Business sentiment for the rest of the year has fallen sharply among manufacturers here on the back of global trade tensions, according to a survey released yesterday.
It found that 22 per cent of manufacturers expect a softer outlook over the next six months, while only 11 per cent anticipate conditions to improve. That equates to a net weighted balance of 11 per cent of manufacturers expecting a gloomier second half of the year.
This is a stark turnaround from the same period last year when a balance of 7 per cent expected an improved business outlook.
Biomedical manufacturing is the most optimistic sector, supported by the pharmaceuticals segment, which anticipates higher export demand for biological products.
In contrast, the chemicals and electronics and precision engineering clusters are less optimistic about the second half, an Economic Development Board quarterly survey found.
Chemicals firms are concerned about declining refining margins and weaker demand from the region, particularly China.
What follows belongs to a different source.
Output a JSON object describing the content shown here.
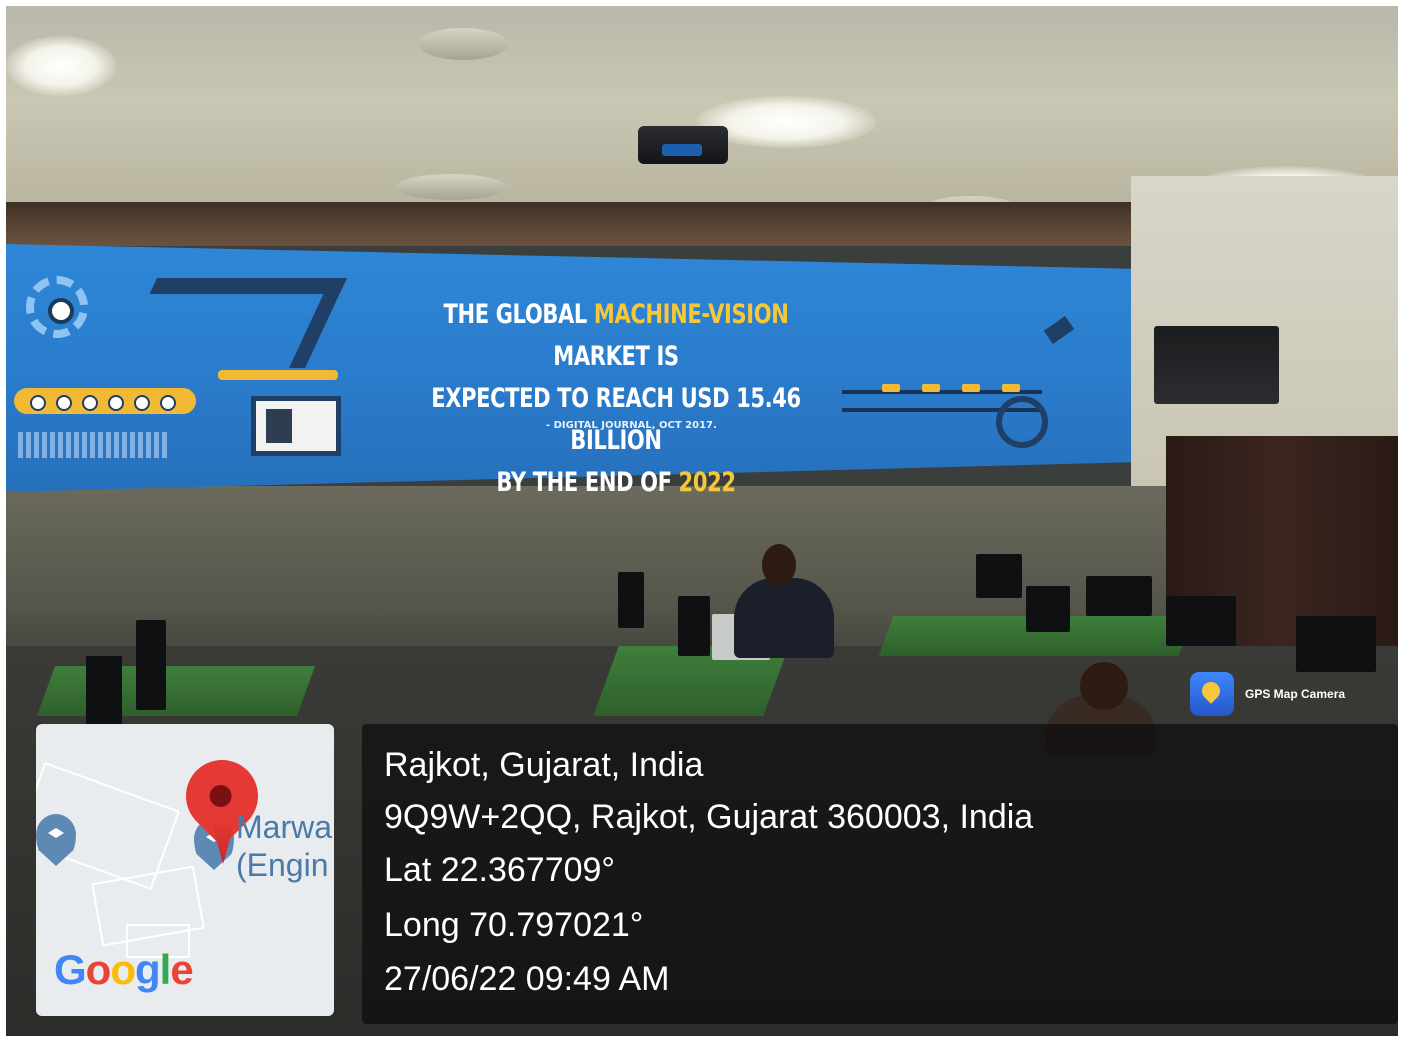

Companies in the electronics and precision engineering cluster cite subdued demand for semiconductors and related equipment and uncertainties arising from the trade conflict.
A separate Department of Statistics survey on the service sector, also out yesterday, found that expectations have moderated for this half. It noted that 12 per cent of firms foresee slower business, while 14 per cent are optimistic, resulting in a net weighted balance of 2 per cent predicting a more favourable outlook.
Percentage of manufacturers that expect a softer outlook over the next six months. Only 11 per cent anticipate conditions to improve.
This is well down on the 9 per cent positive outlook recorded for the same period last year.
The retail trade, wholesale trade and financial and insurance industries are the least optimistic.